The Snapshot Report has five sections:
- CVI Value
- Creative Occupations
- Creative Industries
- Nonprofit Revenues
- Data Sources
For more on how to use the Snapshot Report visit the Reports and Visualizations page.
CVSuite allows for deeper analysis and allows you to download the raw data into a spreadsheet. To download the data, visit the Data section and click on the Download Excel icon. You can download the spreadsheet data for occupation, industry, nonprofit, and demographic data. Keep in mind that the data is based on your settings, region, and year of data.
Each Excel download will include:
- Cover page;
- Data sheet; and
- Source page.
The cover page will include:
- Your organization’s name;
- Report type;
- Your region’s name;
- Date the report was generated;
- Timeframe of report data;
- Areas that make up your region;
- The number of SOC or NAICS Codes you’ve chosen; and
- Your chosen classes of workers.
The Data Sheet is where you will find the raw data for your chosen data settings.
Occupation data points include:
- SOC Code;
- Occupation Name;
- Start year number of jobs;
- End year number of jobs;
- Change in jobs from start year to end year;
- Percent change in jobs from start year to end year;
- Median hourly earnings;
- Average hourly earnings;
- National location quotients;
- Gender; and
- NOTE: Demographic data is not available for the ZIP Code level.
Industry data points include:
- NAICs code;
- Industry name;
- Industry sales;
- Industry job numbers;
- Earnings per job, start year;
- Earnings per job, end year;
- Percent change of earnings per job;
- Total industry earnings;
- National location quotients;
- Gender; and
- NOTE: Demographic data is not available for the ZIP Code level.
Demographic data points include:
- Gender; and
NOTE: Demographic data is not available for the ZIP Code level.
The demographic data spreadsheet includes data organized by the industries, occupations, and regions that make up your chosen area of analysis.
Nonprofit data points include:
Nonprofit data by region
- Region name;
- Program revenues;
- Contributions and gifts;
- Investment income;
- Special event revenues; and
- Total revenues.

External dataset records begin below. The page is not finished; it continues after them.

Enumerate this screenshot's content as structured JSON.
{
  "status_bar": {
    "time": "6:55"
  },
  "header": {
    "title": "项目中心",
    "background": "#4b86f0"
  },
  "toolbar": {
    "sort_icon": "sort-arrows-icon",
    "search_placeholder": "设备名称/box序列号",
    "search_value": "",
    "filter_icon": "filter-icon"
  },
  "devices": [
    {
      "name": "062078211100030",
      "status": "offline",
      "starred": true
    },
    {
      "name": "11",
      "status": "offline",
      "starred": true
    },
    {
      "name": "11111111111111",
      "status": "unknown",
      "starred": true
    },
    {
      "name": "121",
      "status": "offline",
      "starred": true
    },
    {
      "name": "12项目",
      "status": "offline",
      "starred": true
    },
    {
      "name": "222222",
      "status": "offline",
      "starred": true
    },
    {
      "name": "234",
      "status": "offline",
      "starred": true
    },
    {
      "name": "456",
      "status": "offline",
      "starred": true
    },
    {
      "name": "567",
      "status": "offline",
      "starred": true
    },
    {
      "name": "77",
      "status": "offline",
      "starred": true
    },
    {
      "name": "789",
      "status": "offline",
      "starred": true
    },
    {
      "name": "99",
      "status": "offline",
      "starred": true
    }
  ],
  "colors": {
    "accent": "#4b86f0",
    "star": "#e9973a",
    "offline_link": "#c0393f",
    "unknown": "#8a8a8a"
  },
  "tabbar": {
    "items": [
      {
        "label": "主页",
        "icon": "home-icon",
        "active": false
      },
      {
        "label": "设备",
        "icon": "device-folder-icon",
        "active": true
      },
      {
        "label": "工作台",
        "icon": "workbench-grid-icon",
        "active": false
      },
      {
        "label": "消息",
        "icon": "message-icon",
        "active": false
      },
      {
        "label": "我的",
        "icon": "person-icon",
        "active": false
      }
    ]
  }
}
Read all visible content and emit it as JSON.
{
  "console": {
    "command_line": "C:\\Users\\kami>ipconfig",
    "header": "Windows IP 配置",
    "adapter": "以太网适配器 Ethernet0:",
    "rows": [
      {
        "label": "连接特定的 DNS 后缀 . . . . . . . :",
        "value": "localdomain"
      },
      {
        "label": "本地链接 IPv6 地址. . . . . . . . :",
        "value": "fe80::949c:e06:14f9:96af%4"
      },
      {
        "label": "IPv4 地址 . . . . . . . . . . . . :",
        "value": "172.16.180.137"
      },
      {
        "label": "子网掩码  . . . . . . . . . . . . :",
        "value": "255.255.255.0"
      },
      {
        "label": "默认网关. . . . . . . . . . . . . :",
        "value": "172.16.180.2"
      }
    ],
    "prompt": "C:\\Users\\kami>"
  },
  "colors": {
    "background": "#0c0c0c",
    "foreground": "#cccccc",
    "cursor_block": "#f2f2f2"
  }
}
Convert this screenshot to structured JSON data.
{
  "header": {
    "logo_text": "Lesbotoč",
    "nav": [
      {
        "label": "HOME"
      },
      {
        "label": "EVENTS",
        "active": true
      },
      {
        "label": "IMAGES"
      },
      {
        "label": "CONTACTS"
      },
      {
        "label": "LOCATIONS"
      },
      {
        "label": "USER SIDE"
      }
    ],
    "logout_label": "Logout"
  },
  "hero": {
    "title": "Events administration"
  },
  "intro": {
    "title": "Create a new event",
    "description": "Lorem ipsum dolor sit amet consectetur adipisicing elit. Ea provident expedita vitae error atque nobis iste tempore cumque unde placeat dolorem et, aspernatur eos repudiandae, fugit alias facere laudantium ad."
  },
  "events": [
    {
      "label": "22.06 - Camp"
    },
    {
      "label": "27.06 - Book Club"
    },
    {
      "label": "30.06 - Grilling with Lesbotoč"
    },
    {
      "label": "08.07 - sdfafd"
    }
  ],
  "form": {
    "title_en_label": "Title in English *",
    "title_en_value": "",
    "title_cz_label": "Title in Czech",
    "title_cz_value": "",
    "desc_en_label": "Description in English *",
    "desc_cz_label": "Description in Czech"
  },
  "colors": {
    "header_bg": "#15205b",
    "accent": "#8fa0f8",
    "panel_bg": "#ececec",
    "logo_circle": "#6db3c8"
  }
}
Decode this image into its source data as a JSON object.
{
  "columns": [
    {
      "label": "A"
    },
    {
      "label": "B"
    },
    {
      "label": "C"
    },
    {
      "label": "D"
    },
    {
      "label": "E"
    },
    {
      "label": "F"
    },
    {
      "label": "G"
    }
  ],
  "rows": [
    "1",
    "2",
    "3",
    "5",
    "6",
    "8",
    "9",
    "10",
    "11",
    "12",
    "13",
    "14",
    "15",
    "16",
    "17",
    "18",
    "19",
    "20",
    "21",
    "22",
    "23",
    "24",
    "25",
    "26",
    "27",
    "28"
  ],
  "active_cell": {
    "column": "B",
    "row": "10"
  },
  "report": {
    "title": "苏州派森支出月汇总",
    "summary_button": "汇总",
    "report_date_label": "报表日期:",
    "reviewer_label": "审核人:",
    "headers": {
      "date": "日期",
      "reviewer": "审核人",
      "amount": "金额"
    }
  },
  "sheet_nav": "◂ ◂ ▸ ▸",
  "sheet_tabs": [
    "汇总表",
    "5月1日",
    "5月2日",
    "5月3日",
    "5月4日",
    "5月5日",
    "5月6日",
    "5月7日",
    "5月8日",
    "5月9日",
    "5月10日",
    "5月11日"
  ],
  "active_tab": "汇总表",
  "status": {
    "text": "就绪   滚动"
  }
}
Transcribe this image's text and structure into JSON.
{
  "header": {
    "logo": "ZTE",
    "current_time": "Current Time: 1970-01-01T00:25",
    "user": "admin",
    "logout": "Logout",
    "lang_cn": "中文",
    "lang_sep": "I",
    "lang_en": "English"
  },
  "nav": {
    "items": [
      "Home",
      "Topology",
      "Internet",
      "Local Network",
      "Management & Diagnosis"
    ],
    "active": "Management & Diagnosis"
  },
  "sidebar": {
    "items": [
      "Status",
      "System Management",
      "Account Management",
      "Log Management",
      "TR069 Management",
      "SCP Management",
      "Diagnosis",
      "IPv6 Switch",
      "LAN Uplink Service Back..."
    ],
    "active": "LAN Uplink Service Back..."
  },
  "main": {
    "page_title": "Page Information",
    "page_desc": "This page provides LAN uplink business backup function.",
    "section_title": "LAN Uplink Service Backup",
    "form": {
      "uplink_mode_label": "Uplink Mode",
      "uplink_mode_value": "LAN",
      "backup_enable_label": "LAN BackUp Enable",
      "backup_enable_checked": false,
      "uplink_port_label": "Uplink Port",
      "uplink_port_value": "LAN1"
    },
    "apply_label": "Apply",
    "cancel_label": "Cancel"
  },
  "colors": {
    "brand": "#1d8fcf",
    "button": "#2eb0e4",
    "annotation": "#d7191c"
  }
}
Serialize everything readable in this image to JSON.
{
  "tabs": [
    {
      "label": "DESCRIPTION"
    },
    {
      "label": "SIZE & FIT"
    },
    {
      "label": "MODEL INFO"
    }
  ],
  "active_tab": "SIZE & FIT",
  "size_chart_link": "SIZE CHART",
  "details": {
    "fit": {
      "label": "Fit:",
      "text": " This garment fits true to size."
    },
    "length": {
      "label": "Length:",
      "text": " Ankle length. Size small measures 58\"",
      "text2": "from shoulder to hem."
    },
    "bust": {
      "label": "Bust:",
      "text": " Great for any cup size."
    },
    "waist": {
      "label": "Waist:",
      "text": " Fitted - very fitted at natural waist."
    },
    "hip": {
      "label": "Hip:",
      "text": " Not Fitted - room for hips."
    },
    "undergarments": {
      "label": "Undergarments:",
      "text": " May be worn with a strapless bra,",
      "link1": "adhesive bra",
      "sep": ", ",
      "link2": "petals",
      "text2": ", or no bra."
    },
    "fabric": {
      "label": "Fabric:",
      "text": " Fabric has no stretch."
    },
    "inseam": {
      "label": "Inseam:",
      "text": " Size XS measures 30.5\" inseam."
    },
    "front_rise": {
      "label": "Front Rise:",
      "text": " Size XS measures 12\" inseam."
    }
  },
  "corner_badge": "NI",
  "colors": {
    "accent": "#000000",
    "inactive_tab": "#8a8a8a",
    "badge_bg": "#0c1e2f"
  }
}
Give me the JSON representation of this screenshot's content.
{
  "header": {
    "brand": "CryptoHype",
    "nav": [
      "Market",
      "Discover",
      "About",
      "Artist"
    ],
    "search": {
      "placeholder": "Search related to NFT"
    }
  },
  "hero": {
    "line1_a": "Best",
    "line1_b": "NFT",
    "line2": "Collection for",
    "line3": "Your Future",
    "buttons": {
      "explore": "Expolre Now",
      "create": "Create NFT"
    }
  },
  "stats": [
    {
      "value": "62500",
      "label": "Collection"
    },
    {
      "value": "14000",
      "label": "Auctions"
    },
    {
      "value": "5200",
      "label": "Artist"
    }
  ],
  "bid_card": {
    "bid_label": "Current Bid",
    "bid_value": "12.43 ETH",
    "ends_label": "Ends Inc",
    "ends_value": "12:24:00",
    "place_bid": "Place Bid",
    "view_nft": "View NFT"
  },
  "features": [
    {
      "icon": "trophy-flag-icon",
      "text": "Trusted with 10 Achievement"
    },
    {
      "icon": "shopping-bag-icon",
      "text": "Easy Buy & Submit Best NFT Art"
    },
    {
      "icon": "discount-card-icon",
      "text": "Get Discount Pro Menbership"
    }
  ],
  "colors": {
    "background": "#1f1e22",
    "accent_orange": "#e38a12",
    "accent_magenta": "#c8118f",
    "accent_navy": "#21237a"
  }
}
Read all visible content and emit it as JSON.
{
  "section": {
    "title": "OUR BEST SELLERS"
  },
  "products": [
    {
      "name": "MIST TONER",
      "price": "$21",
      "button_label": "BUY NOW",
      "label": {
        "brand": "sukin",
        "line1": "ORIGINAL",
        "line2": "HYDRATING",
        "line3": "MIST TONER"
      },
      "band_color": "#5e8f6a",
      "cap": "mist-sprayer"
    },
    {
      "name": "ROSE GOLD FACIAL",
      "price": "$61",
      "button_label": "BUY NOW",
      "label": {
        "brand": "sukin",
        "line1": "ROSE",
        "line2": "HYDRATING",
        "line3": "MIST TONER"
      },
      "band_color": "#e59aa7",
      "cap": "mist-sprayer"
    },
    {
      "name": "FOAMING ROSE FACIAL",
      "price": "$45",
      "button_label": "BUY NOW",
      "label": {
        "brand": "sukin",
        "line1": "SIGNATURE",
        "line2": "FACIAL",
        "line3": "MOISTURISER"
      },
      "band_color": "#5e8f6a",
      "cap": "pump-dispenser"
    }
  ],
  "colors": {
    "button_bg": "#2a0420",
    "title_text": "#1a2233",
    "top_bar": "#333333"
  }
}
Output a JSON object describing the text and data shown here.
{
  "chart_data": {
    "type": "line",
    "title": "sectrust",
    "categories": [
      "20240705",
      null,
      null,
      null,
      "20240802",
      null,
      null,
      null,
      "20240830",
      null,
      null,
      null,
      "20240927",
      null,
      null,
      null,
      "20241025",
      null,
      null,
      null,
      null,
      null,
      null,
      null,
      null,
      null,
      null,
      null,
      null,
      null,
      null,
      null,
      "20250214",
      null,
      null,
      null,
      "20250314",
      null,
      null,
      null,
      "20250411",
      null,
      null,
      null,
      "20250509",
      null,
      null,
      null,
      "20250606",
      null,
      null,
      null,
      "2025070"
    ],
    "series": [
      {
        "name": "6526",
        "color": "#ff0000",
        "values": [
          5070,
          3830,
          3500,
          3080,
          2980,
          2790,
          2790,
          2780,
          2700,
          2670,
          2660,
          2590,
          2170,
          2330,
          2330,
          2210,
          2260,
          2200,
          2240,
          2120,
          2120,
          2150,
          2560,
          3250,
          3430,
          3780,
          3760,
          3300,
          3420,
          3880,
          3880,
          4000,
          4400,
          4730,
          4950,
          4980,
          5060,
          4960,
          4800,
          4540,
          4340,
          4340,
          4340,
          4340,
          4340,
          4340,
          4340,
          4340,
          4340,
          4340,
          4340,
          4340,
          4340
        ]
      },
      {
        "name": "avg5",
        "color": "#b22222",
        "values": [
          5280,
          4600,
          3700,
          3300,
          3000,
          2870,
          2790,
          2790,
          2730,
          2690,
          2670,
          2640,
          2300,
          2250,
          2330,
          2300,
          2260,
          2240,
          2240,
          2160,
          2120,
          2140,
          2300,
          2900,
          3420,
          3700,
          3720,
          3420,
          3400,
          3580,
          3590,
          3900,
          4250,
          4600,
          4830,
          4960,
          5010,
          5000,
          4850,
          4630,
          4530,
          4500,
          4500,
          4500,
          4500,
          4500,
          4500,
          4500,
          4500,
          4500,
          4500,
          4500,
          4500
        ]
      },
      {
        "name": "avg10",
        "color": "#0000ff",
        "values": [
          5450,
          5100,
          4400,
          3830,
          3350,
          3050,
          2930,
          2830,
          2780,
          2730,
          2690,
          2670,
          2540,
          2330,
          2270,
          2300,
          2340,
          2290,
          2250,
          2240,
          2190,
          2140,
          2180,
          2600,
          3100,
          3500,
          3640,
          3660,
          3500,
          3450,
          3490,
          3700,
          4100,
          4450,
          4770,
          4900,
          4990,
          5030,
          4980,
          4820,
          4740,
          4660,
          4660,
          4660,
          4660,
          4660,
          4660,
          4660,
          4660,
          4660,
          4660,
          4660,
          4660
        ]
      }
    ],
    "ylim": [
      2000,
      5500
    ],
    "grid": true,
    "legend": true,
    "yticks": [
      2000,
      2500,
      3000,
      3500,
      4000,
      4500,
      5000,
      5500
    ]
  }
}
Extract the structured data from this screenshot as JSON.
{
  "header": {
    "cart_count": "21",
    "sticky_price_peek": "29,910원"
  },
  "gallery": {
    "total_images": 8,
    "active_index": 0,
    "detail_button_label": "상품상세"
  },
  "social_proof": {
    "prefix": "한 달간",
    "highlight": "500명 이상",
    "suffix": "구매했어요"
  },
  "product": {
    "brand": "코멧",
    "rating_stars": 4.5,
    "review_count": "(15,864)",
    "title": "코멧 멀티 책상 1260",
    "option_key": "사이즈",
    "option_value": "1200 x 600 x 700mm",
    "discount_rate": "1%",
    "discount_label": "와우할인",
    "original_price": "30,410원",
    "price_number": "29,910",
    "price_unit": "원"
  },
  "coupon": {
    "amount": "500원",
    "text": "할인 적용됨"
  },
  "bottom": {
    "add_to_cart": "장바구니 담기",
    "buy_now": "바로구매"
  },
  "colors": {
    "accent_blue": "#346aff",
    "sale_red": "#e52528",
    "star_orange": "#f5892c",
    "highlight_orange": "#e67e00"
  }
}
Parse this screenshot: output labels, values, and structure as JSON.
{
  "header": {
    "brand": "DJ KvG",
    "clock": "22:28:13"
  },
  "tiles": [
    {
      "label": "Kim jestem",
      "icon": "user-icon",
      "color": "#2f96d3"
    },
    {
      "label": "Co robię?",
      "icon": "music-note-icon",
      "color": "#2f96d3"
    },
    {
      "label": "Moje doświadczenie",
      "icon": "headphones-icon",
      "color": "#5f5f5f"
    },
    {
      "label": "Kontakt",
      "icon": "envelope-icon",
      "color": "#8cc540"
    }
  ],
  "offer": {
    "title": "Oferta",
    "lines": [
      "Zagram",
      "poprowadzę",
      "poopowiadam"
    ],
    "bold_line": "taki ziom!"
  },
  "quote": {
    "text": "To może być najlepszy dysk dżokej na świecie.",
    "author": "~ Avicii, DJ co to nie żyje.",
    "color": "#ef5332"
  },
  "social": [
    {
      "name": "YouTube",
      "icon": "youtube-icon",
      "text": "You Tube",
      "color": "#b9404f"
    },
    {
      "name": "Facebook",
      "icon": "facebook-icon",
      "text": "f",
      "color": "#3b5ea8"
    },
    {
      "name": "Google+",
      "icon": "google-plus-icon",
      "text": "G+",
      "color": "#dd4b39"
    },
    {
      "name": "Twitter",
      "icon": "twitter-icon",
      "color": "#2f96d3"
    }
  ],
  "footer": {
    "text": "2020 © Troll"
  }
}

Nonprofit data by type
- Nonprofit type;
- Number of organizations of given type;
- Percentage of share of nonprofit organizations; and
- Program Revenues for nonprofit type.